> **What this task involves**: Determine how many lines in the entries below contain "plateforme", and output that number alone.

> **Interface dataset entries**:
····················

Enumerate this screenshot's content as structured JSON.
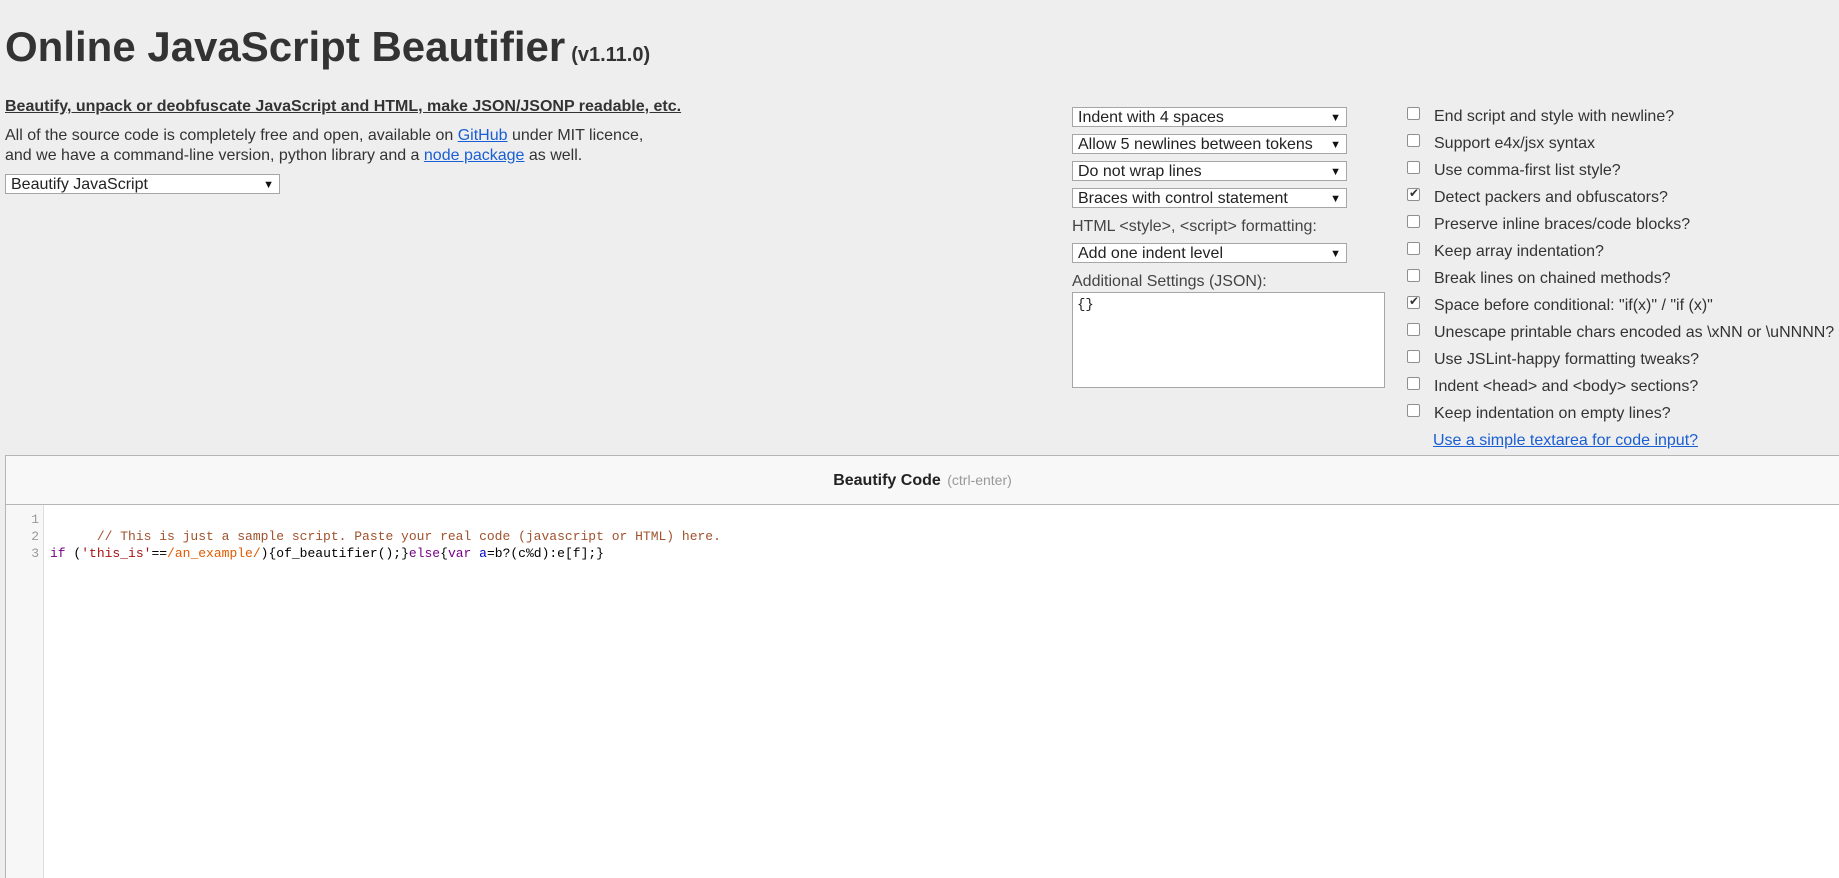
{
  "header": {
    "title": "Online JavaScript Beautifier",
    "version": "(v1.11.0)",
    "subtitle": "Beautify, unpack or deobfuscate JavaScript and HTML, make JSON/JSONP readable, etc."
  },
  "intro": {
    "line1_a": "All of the source code is completely free and open, available on ",
    "github_link": "GitHub",
    "line1_b": " under MIT licence,",
    "line2_a": "and we have a command-line version, python library and a ",
    "node_link": "node package",
    "line2_b": " as well."
  },
  "mode_select": {
    "value": "Beautify JavaScript"
  },
  "options": {
    "indent": "Indent with 4 spaces",
    "newlines": "Allow 5 newlines between tokens",
    "wrap": "Do not wrap lines",
    "braces": "Braces with control statement",
    "html_label": "HTML <style>, <script> formatting:",
    "html_indent": "Add one indent level",
    "json_label": "Additional Settings (JSON):",
    "json_value": "{}"
  },
  "checkboxes": [
    {
      "label": "End script and style with newline?",
      "checked": false
    },
    {
      "label": "Support e4x/jsx syntax",
      "checked": false
    },
    {
      "label": "Use comma-first list style?",
      "checked": false
    },
    {
      "label": "Detect packers and obfuscators?",
      "checked": true
    },
    {
      "label": "Preserve inline braces/code blocks?",
      "checked": false
    },
    {
      "label": "Keep array indentation?",
      "checked": false
    },
    {
      "label": "Break lines on chained methods?",
      "checked": false
    },
    {
      "label": "Space before conditional: \"if(x)\" / \"if (x)\"",
      "checked": true
    },
    {
      "label": "Unescape printable chars encoded as \\xNN or \\uNNNN?",
      "checked": false
    },
    {
      "label": "Use JSLint-happy formatting tweaks?",
      "checked": false
    },
    {
      "label": "Indent <head> and <body> sections?",
      "checked": false
    },
    {
      "label": "Keep indentation on empty lines?",
      "checked": false
    }
  ],
  "textarea_link": "Use a simple textarea for code input?",
  "beautify_button": {
    "label": "Beautify Code",
    "hint": "(ctrl-enter)"
  },
  "editor": {
    "line_numbers": [
      "1",
      "2",
      "3"
    ],
    "line1": "// This is just a sample script. Paste your real code (javascript or HTML) here.",
    "line3": {
      "t1": "if",
      "t2": " (",
      "t3": "'this_is'",
      "t4": "==",
      "t5": "/an_example/",
      "t6": "){of_beautifier();}",
      "t7": "else",
      "t8": "{",
      "t9": "var",
      "t10": " ",
      "t11": "a",
      "t12": "=b?(c%d):e[f];}"
    }
  }
}
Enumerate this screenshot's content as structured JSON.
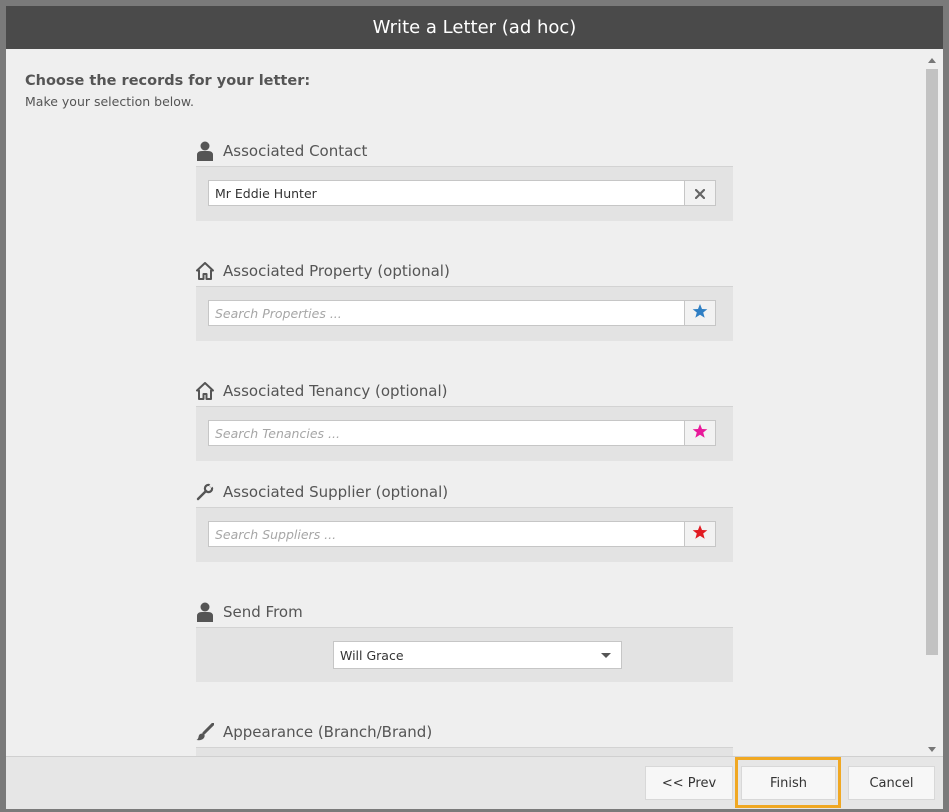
{
  "dialog": {
    "title": "Write a Letter (ad hoc)"
  },
  "intro": {
    "heading": "Choose the records for your letter:",
    "subheading": "Make your selection below."
  },
  "sections": {
    "contact": {
      "label": "Associated Contact",
      "icon": "person-icon",
      "value": "Mr Eddie Hunter",
      "button_icon": "clear-x-icon"
    },
    "property": {
      "label": "Associated Property (optional)",
      "icon": "house-icon",
      "placeholder": "Search Properties ...",
      "button_icon": "star-icon",
      "accent": "#2f7fc4"
    },
    "tenancy": {
      "label": "Associated Tenancy (optional)",
      "icon": "house-icon",
      "placeholder": "Search Tenancies ...",
      "button_icon": "star-icon",
      "accent": "#e8199a"
    },
    "supplier": {
      "label": "Associated Supplier (optional)",
      "icon": "wrench-icon",
      "placeholder": "Search Suppliers ...",
      "button_icon": "star-icon",
      "accent": "#e11b22"
    },
    "send_from": {
      "label": "Send From",
      "icon": "person-icon",
      "selected": "Will Grace"
    },
    "appearance": {
      "label": "Appearance (Branch/Brand)",
      "icon": "paintbrush-icon"
    }
  },
  "footer": {
    "prev_label": "<< Prev",
    "finish_label": "Finish",
    "cancel_label": "Cancel",
    "highlight_color": "#f0a823"
  }
}
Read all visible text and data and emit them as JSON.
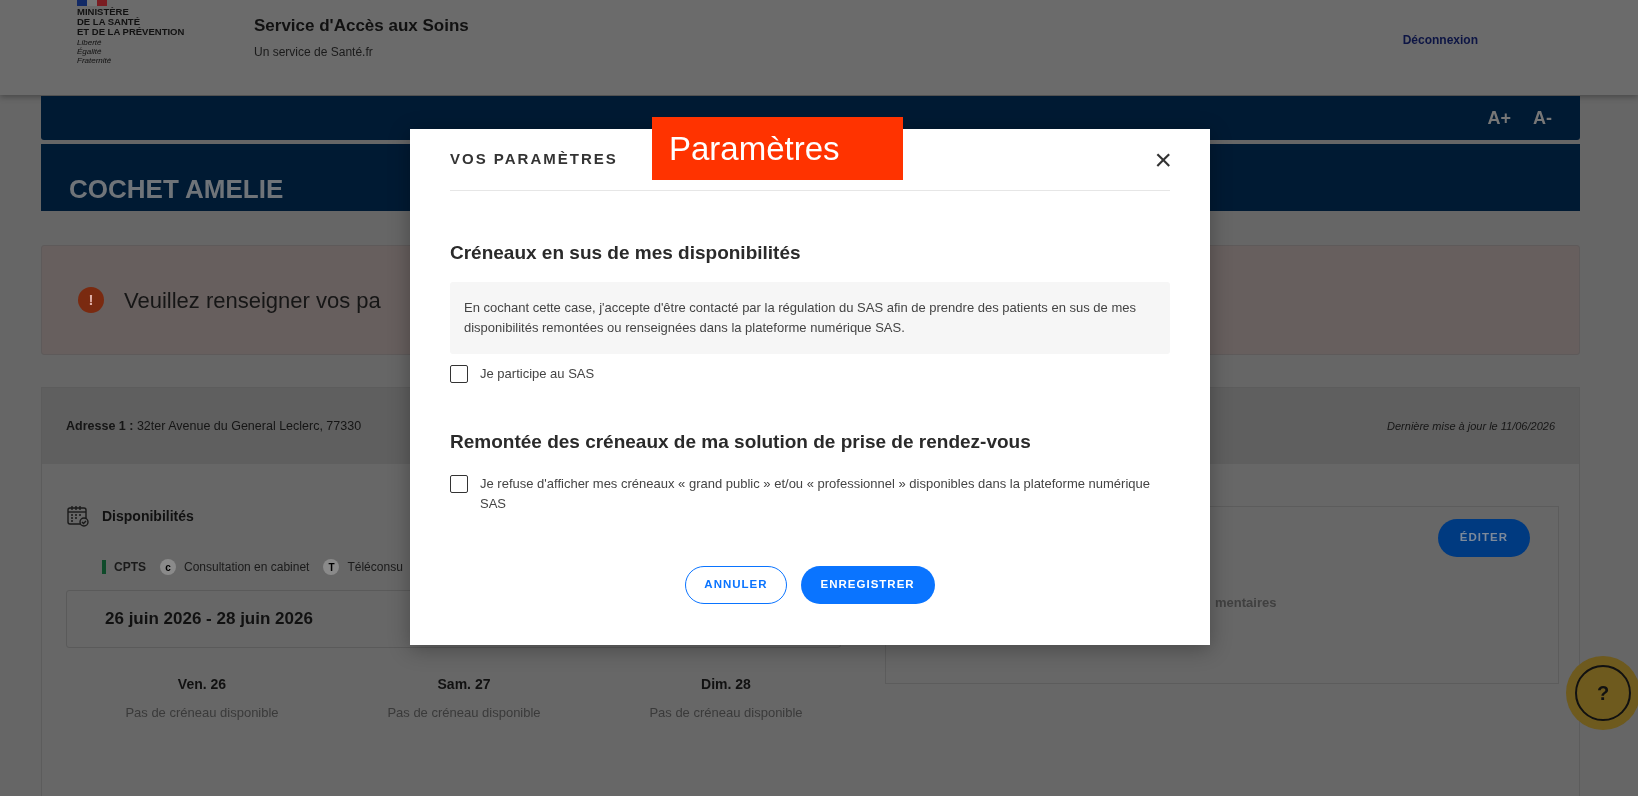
{
  "header": {
    "ministry": [
      "MINISTÈRE",
      "DE LA SANTÉ",
      "ET DE LA PRÉVENTION"
    ],
    "motto": [
      "Liberté",
      "Égalité",
      "Fraternité"
    ],
    "title": "Service d'Accès aux Soins",
    "subtitle": "Un service de Santé.fr",
    "logout": "Déconnexion"
  },
  "font_controls": [
    "A+",
    "A-"
  ],
  "profile_name": "COCHET AMELIE",
  "alert": {
    "icon": "!",
    "text": "Veuillez renseigner vos pa"
  },
  "address": {
    "label": "Adresse 1 :",
    "value": "32ter Avenue du General Leclerc, 77330",
    "updated": "Dernière mise à jour le 11/06/2026"
  },
  "availability": {
    "title": "Disponibilités",
    "legend": [
      {
        "kind": "bar",
        "label": "CPTS",
        "color": "#0f4a2a"
      },
      {
        "kind": "badge",
        "mark": "c",
        "label": "Consultation en cabinet"
      },
      {
        "kind": "badge",
        "mark": "T",
        "label": "Téléconsu"
      }
    ],
    "range": "26 juin 2026 - 28 juin 2026",
    "days": [
      {
        "day": "Ven. 26",
        "status": "Pas de créneau disponible"
      },
      {
        "day": "Sam. 27",
        "status": "Pas de créneau disponible"
      },
      {
        "day": "Dim. 28",
        "status": "Pas de créneau disponible"
      }
    ]
  },
  "side_panel": {
    "edit_button": "ÉDITER",
    "partial_text": "mentaires"
  },
  "help_button": "?",
  "annotation": "Paramètres",
  "modal": {
    "title": "VOS PARAMÈTRES",
    "close": "×",
    "sections": [
      {
        "heading": "Créneaux en sus de mes disponibilités",
        "info": "En cochant cette case, j'accepte d'être contacté par la régulation du SAS afin de prendre des patients en sus de mes disponibilités remontées ou renseignées dans la plateforme numérique SAS.",
        "checkbox": {
          "label": "Je participe au SAS",
          "checked": false
        }
      },
      {
        "heading": "Remontée des créneaux de ma solution de prise de rendez-vous",
        "checkbox": {
          "label": "Je refuse d'afficher mes créneaux « grand public » et/ou « professionnel » disponibles dans la plateforme numérique SAS",
          "checked": false
        }
      }
    ],
    "buttons": [
      {
        "label": "ANNULER",
        "kind": "secondary"
      },
      {
        "label": "ENREGISTRER",
        "kind": "primary"
      }
    ]
  }
}
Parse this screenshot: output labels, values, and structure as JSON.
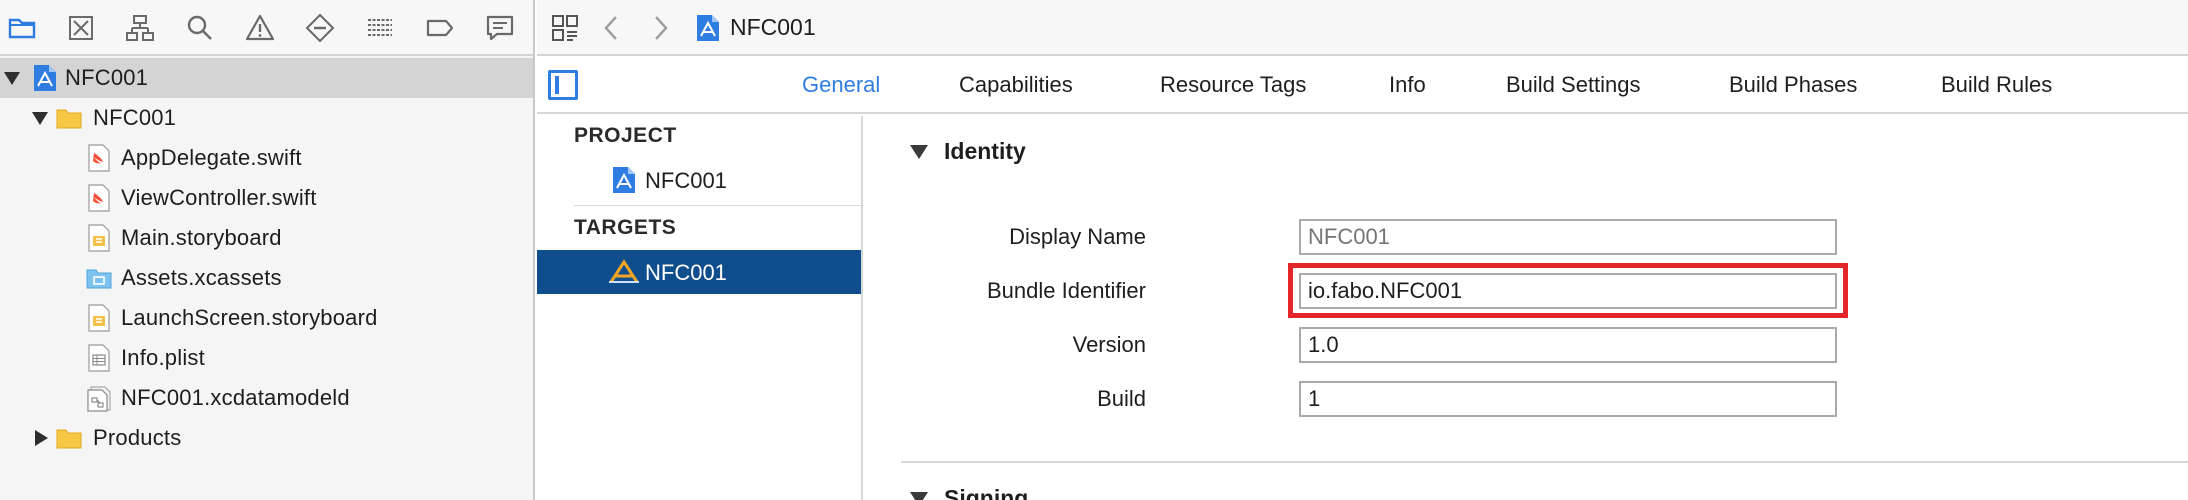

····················

> **Answer to this problem**: 2